Make your own breaks. Be the one who starts in the mailroom if you have to. Good luck with a self-promotion piece, but anything is possible. There’s simply no right way in. No guaranteed path. Do what it takes wherever you are. Find the best shop around and throw yourself on their tracks. And however long it takes, keep working with people to improve. It’s a connected world. Find talented people willing to take the same risks in pursuit of the same dream. Fall in love with your own voice, even as it’s still developing and trust where it leads.

6 – Sleep around.

This is all an experiment. So don’t get locked into one way of doing things or the same people you’re doing it with. Different ingredients lead to different cocktails. Our creative department doesn’t have a single exclusive team. Sometimes being hitched absolutely works, but not for us right now. And it shouldn’t work for you right now. Seek diversity. A collision of backgrounds and talent leaves unpredictable and occasionally beautiful wreckage.

7 – Writers write.

Whether you’re a planner, an account person or creative director, writers write and rewrite until it’s right. Some days I think our best writer is an art director. Title doesn’t dictate behavior. Inspiration can come from anywhere. But you can’t be afraid to bleed all over the page. Let it out. Long copy is rarely the end result, but glints of gold are never just lying around on the surface. You have to move some earth if you ever hope to move the Earth.

8 – Every day is Birke Day.

One of my most special partners was Dave Birke. Cancer stole him from his friends, his family and his fiancée at 29. But knowing him and losing him taught me so much. Befriend your inner child. Plant tomatoes. Learn to fly. And when you make ads, make little kid faces. Dave was never afraid to make sound effects and act out his ideas. Nor afraid to crinkle his nose when an idea smelled funny. Fear is learned. Try not to learn it.

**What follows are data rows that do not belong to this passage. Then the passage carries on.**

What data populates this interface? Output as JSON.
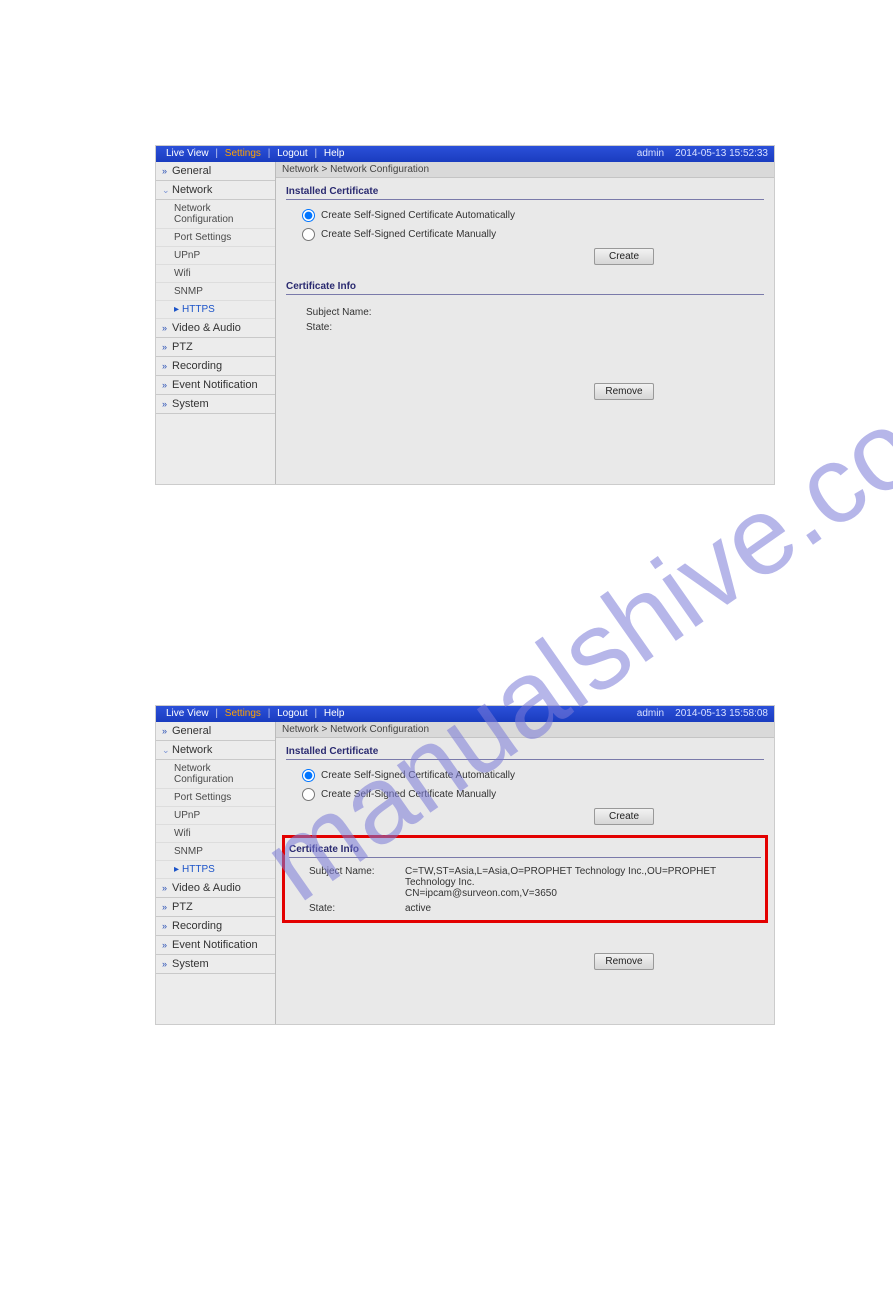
{
  "watermark": "manualshive.com",
  "topbar": {
    "liveview": "Live View",
    "settings": "Settings",
    "logout": "Logout",
    "help": "Help",
    "user": "admin",
    "sep": "|"
  },
  "sidebar": {
    "general": "General",
    "network": "Network",
    "net_items": {
      "netconf": "Network Configuration",
      "port": "Port Settings",
      "upnp": "UPnP",
      "wifi": "Wifi",
      "snmp": "SNMP",
      "https": "HTTPS"
    },
    "videoaudio": "Video & Audio",
    "ptz": "PTZ",
    "recording": "Recording",
    "eventnotif": "Event Notification",
    "system": "System"
  },
  "breadcrumb": "Network > Network Configuration",
  "section": {
    "installed": "Installed Certificate",
    "radio_auto": "Create Self-Signed Certificate Automatically",
    "radio_manual": "Create Self-Signed Certificate Manually",
    "create_btn": "Create",
    "certinfo": "Certificate Info",
    "subject_label": "Subject Name:",
    "state_label": "State:",
    "remove_btn": "Remove"
  },
  "panel1": {
    "datetime": "2014-05-13  15:52:33",
    "subject_value": "",
    "state_value": ""
  },
  "panel2": {
    "datetime": "2014-05-13  15:58:08",
    "subject_line1": "C=TW,ST=Asia,L=Asia,O=PROPHET Technology Inc.,OU=PROPHET Technology Inc.",
    "subject_line2": "CN=ipcam@surveon.com,V=3650",
    "state_value": "active"
  }
}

9 – Don’t chase it, make it.

Quitting is easy. Taking your ball and going home is loser talk. Some drift and new experiences are a good thing, don’t get me wrong. But while you’re here, don’t waste time with one foot out the door. How can you build anything of quality if you keep taking your eyes off the workbench? So when you find a fit, throw your heart over the fence. Stick around and make it something special. Everyone plays a part in culture.

10 – Nice guys don’t always get crushed.

Life’s too short to work with jerks. 2016 marked the 20th anniversary of Rodgers Townsend. Started by two of the nicest, smartest and most competitive guys I know, our little shop in St. Louis has been a salt marsh of sorts, protecting and nurturing talent recognized from South City to the South of France. People like transparency, honesty and a seat at the table. Find a place that invites you to sit, debate and create, then challenges you to do it better next time.

11 – Care.

You can forget everything you’ve read, but don’t forget this. Care. Arrogance and apathy will get you nowhere in this business. Never be too cool to care. It’s too easy to rant about everything you’re up against. Or how stupid clients or lack of budget sank your battleship. But if you care enough, most times you’ll find a way to still make something that moves the needle. Just care. If I interview someone, there will be questions and I’ll look at her work or talk about where he went to school and so on, but what I want to know more than anything is DO YOU CARE?

You cared enough to read beyond the first 140 characters. That’s a good start.